§ Exercise aim
Produce a verbatim copy of the records, and keep the images out of it.

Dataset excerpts

■ ■ ■ ■ ■ ■ ■

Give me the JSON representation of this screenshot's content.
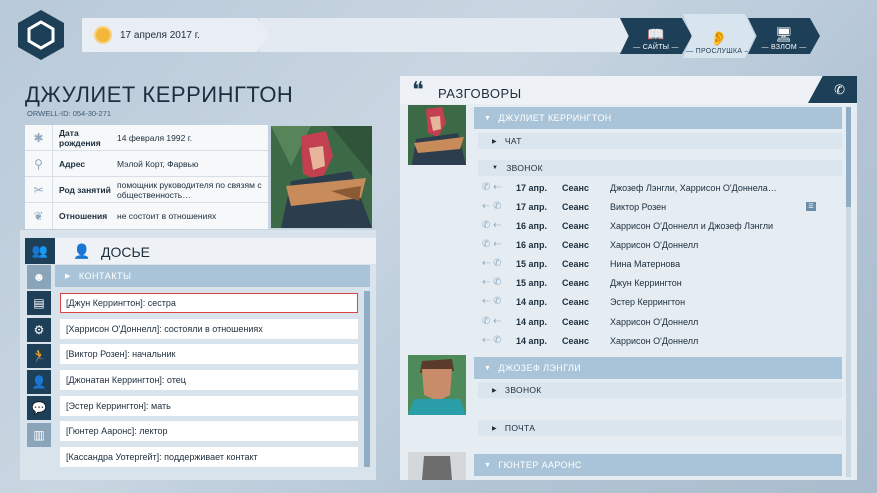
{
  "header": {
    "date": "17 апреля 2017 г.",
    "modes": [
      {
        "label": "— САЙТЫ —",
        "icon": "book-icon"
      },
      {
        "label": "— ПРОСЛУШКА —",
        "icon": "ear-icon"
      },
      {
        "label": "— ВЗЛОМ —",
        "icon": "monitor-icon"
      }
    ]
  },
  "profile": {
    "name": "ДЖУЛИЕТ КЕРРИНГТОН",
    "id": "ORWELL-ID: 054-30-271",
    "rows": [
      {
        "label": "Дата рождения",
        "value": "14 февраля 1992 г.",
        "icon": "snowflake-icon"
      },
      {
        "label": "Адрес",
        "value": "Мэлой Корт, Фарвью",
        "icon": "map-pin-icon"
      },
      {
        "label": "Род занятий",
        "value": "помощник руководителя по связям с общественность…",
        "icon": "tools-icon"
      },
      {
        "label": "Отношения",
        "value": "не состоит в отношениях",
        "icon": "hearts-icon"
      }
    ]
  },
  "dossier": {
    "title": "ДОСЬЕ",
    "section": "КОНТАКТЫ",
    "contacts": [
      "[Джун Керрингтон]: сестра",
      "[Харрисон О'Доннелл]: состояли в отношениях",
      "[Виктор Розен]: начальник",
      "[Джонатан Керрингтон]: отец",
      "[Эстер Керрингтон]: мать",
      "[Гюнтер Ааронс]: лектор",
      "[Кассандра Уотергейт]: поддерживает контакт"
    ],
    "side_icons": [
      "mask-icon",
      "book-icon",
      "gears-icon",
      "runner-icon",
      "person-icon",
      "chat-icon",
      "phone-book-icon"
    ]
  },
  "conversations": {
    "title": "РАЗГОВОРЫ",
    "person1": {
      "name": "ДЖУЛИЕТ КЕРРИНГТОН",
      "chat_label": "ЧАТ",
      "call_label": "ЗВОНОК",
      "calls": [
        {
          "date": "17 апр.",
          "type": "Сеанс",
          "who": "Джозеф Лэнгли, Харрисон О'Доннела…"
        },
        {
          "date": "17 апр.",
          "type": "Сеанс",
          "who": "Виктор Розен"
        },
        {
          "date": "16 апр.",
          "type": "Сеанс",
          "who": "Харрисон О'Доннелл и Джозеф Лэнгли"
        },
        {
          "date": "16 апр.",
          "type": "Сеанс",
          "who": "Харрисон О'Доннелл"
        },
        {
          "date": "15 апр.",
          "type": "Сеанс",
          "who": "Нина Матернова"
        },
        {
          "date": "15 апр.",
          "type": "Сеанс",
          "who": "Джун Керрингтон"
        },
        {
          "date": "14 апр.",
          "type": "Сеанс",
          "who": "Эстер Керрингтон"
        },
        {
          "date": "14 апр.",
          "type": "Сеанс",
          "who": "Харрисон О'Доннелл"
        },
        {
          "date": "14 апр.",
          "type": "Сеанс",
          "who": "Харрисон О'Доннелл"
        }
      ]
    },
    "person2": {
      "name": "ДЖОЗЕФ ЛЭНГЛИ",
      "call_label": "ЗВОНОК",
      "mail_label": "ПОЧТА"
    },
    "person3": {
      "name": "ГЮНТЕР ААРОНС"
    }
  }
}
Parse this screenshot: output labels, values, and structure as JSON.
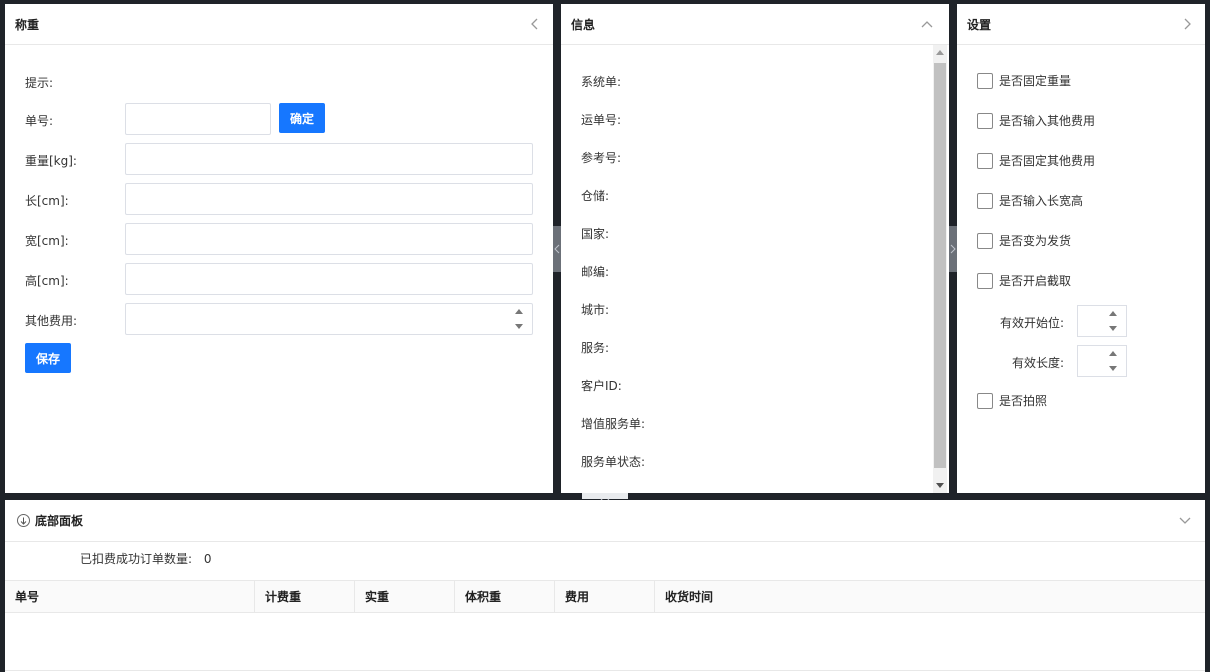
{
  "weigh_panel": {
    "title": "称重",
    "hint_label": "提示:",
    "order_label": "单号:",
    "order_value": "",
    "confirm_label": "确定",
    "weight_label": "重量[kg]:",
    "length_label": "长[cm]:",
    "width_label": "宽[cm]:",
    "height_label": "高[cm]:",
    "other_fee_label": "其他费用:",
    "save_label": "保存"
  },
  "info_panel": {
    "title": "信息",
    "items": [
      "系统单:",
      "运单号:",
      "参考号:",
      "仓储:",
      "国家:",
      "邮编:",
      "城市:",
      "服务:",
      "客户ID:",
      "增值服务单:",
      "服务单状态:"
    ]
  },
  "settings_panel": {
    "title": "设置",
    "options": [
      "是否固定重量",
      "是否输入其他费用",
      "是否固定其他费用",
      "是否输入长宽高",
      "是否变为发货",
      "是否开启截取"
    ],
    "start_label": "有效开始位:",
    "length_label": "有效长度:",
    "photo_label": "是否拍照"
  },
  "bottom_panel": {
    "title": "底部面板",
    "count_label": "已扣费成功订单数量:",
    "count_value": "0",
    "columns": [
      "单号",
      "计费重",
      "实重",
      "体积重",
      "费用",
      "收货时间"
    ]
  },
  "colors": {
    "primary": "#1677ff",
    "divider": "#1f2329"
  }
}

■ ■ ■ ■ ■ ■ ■

§ Exercise result
Give me the JSON representation of this screenshot's content.
{
  "header": {
    "date": "17 апреля 2017 г.",
    "modes": [
      {
        "label": "— САЙТЫ —",
        "icon": "book-icon"
      },
      {
        "label": "— ПРОСЛУШКА —",
        "icon": "ear-icon"
      },
      {
        "label": "— ВЗЛОМ —",
        "icon": "monitor-icon"
      }
    ]
  },
  "profile": {
    "name": "ДЖУЛИЕТ КЕРРИНГТОН",
    "id": "ORWELL-ID: 054-30-271",
    "rows": [
      {
        "label": "Дата рождения",
        "value": "14 февраля 1992 г.",
        "icon": "snowflake-icon"
      },
      {
        "label": "Адрес",
        "value": "Мэлой Корт, Фарвью",
        "icon": "map-pin-icon"
      },
      {
        "label": "Род занятий",
        "value": "помощник руководителя по связям с общественность…",
        "icon": "tools-icon"
      },
      {
        "label": "Отношения",
        "value": "не состоит в отношениях",
        "icon": "hearts-icon"
      }
    ]
  },
  "dossier": {
    "title": "ДОСЬЕ",
    "section": "КОНТАКТЫ",
    "contacts": [
      "[Джун Керрингтон]: сестра",
      "[Харрисон О'Доннелл]: состояли в отношениях",
      "[Виктор Розен]: начальник",
      "[Джонатан Керрингтон]: отец",
      "[Эстер Керрингтон]: мать",
      "[Гюнтер Ааронс]: лектор",
      "[Кассандра Уотергейт]: поддерживает контакт"
    ],
    "side_icons": [
      "mask-icon",
      "book-icon",
      "gears-icon",
      "runner-icon",
      "person-icon",
      "chat-icon",
      "phone-book-icon"
    ]
  },
  "conversations": {
    "title": "РАЗГОВОРЫ",
    "person1": {
      "name": "ДЖУЛИЕТ КЕРРИНГТОН",
      "chat_label": "ЧАТ",
      "call_label": "ЗВОНОК",
      "calls": [
        {
          "date": "17 апр.",
          "type": "Сеанс",
          "who": "Джозеф Лэнгли, Харрисон О'Доннела…"
        },
        {
          "date": "17 апр.",
          "type": "Сеанс",
          "who": "Виктор Розен"
        },
        {
          "date": "16 апр.",
          "type": "Сеанс",
          "who": "Харрисон О'Доннелл и Джозеф Лэнгли"
        },
        {
          "date": "16 апр.",
          "type": "Сеанс",
          "who": "Харрисон О'Доннелл"
        },
        {
          "date": "15 апр.",
          "type": "Сеанс",
          "who": "Нина Матернова"
        },
        {
          "date": "15 апр.",
          "type": "Сеанс",
          "who": "Джун Керрингтон"
        },
        {
          "date": "14 апр.",
          "type": "Сеанс",
          "who": "Эстер Керрингтон"
        },
        {
          "date": "14 апр.",
          "type": "Сеанс",
          "who": "Харрисон О'Доннелл"
        },
        {
          "date": "14 апр.",
          "type": "Сеанс",
          "who": "Харрисон О'Доннелл"
        }
      ]
    },
    "person2": {
      "name": "ДЖОЗЕФ ЛЭНГЛИ",
      "call_label": "ЗВОНОК",
      "mail_label": "ПОЧТА"
    },
    "person3": {
      "name": "ГЮНТЕР ААРОНС"
    }
  }
}
Parse this screenshot: output labels, values, and structure as JSON.
{
  "weigh_panel": {
    "title": "称重",
    "hint_label": "提示:",
    "order_label": "单号:",
    "order_value": "",
    "confirm_label": "确定",
    "weight_label": "重量[kg]:",
    "length_label": "长[cm]:",
    "width_label": "宽[cm]:",
    "height_label": "高[cm]:",
    "other_fee_label": "其他费用:",
    "save_label": "保存"
  },
  "info_panel": {
    "title": "信息",
    "items": [
      "系统单:",
      "运单号:",
      "参考号:",
      "仓储:",
      "国家:",
      "邮编:",
      "城市:",
      "服务:",
      "客户ID:",
      "增值服务单:",
      "服务单状态:"
    ]
  },
  "settings_panel": {
    "title": "设置",
    "options": [
      "是否固定重量",
      "是否输入其他费用",
      "是否固定其他费用",
      "是否输入长宽高",
      "是否变为发货",
      "是否开启截取"
    ],
    "start_label": "有效开始位:",
    "length_label": "有效长度:",
    "photo_label": "是否拍照"
  },
  "bottom_panel": {
    "title": "底部面板",
    "count_label": "已扣费成功订单数量:",
    "count_value": "0",
    "columns": [
      "单号",
      "计费重",
      "实重",
      "体积重",
      "费用",
      "收货时间"
    ]
  },
  "colors": {
    "primary": "#1677ff",
    "divider": "#1f2329"
  }
}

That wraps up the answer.